I have found that in times of stress, physical exertion is one of the most effective and important steps to take — and it can actually help us through hard times!
Numerous studies have confirmed the fact that the right amount of exercise relieves stress and boosts the immune system. It releases feel-good hormones — such as endorphins and adrenaline — and reduces levels of stress hormones.
Yet our natural reaction to stress is usually to take things out of our day that seem superfluous and time-consuming. Often that includes the time we spend on our own health. We sacrifice that time — and ourselves — to other more “important” causes at hand, even when the cause of our stress is something we don’t have control over anyway.

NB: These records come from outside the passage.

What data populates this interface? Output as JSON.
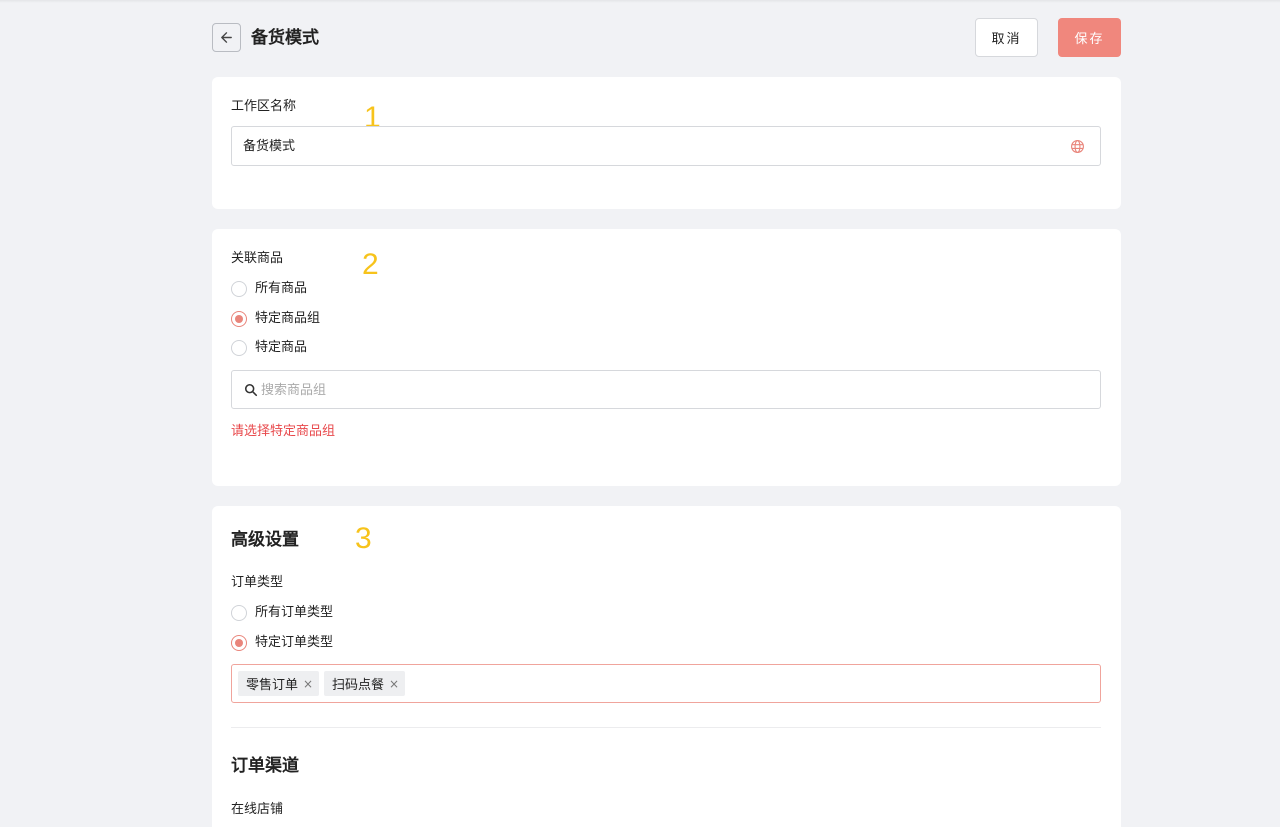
{
  "header": {
    "title": "备货模式",
    "cancel_label": "取消",
    "save_label": "保存"
  },
  "workspace": {
    "marker": "1",
    "label": "工作区名称",
    "value": "备货模式"
  },
  "products": {
    "marker": "2",
    "label": "关联商品",
    "options": [
      {
        "label": "所有商品",
        "checked": false
      },
      {
        "label": "特定商品组",
        "checked": true
      },
      {
        "label": "特定商品",
        "checked": false
      }
    ],
    "search_placeholder": "搜索商品组",
    "error": "请选择特定商品组"
  },
  "advanced": {
    "marker": "3",
    "title": "高级设置",
    "order_type_label": "订单类型",
    "order_type_options": [
      {
        "label": "所有订单类型",
        "checked": false
      },
      {
        "label": "特定订单类型",
        "checked": true
      }
    ],
    "tags": [
      "零售订单",
      "扫码点餐"
    ],
    "channel_title": "订单渠道",
    "online_store_label": "在线店铺"
  },
  "colors": {
    "accent": "#f0877d",
    "error": "#e8484b",
    "marker": "#f7c31b"
  }
}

I’d like to point out three other important benefits of exercise that are less often highlighted — but equally great reasons to find time every day to just move.

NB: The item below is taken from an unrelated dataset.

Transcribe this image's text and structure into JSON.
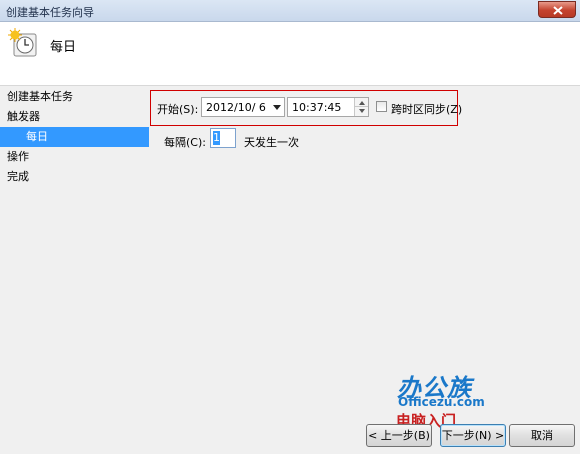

Why is it that we follow a doctor’s prescription to a “T” but then take additional advice like “no sugar” and “You need to exercise” with a shrug of the shoulders? If your exercise plan was written out for you on a tiny prescription pad, would you follow it? If you had to go to the pharmacy counter to get your grocery items, would it change the way you eat?

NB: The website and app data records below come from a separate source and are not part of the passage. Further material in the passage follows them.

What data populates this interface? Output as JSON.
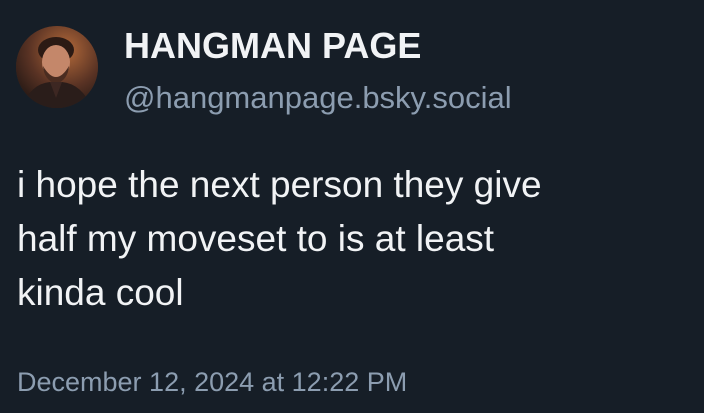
{
  "author": {
    "display_name": "HANGMAN PAGE",
    "handle": "@hangmanpage.bsky.social",
    "avatar_icon": "profile-photo"
  },
  "post": {
    "text_lines": [
      "i hope the next person they give",
      "half my moveset to is at least",
      "kinda cool"
    ],
    "timestamp": "December 12, 2024 at 12:22 PM"
  },
  "colors": {
    "background": "#161e27",
    "primary_text": "#f1f3f5",
    "secondary_text": "#8c9db0"
  }
}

One of the most important components of effective physical training is INTENSITY. Here’s how to achieve ideal progress both physically and mentally by knowing how to recognize what zone of intensity you’re in, and pushing yourself into higher zones.
The 4 zones of intensity
There are four zones of intensity:
Ah, summer — longer days, a less structured lifestyle … NOT. If you’re stressed out by your kids’ summer activities, friends, meals, constant messes and late night hours (I have three teens; I can relate!), you know it’s easy to feel you can’t fit in workouts on top of everything else. But study after study has shown that regular exercise is one of the best things you can do when you’re stressed.